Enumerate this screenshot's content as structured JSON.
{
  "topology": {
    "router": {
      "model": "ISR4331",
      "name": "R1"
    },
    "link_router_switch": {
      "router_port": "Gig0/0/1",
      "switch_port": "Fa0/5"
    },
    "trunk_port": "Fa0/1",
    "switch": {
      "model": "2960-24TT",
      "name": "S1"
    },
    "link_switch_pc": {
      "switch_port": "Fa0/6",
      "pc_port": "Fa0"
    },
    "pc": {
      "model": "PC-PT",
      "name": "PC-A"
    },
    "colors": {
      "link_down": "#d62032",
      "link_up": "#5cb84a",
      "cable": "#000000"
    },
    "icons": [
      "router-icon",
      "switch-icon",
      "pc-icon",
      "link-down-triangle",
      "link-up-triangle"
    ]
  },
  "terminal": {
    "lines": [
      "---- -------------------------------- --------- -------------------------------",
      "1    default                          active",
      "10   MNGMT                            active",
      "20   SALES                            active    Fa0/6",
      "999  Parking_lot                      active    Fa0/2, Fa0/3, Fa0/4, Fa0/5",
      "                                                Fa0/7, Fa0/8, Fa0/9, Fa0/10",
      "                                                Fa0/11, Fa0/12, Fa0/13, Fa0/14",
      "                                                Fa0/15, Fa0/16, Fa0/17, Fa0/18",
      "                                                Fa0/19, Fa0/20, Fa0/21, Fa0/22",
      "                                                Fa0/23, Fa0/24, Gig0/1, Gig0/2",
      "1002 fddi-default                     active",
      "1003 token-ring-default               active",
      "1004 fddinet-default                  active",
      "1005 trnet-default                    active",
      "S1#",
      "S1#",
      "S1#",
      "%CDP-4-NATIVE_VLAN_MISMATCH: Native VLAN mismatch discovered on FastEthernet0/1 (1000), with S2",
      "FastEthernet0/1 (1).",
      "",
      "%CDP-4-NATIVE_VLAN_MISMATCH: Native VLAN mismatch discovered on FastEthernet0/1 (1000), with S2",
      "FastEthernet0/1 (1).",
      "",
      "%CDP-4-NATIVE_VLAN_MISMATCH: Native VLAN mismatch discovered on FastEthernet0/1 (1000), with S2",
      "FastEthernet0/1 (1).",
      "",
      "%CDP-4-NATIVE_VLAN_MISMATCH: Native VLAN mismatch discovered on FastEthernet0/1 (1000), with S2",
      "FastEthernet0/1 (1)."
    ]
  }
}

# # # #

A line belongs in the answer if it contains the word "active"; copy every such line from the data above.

### Exercise response
      "1    default                          active",
      "10   MNGMT                            active",
      "20   SALES                            active    Fa0/6",
      "999  Parking_lot                      active    Fa0/2, Fa0/3, Fa0/4, Fa0/5",
      "1002 fddi-default                     active",
      "1003 token-ring-default               active",
      "1004 fddinet-default                  active",
      "1005 trnet-default                    active",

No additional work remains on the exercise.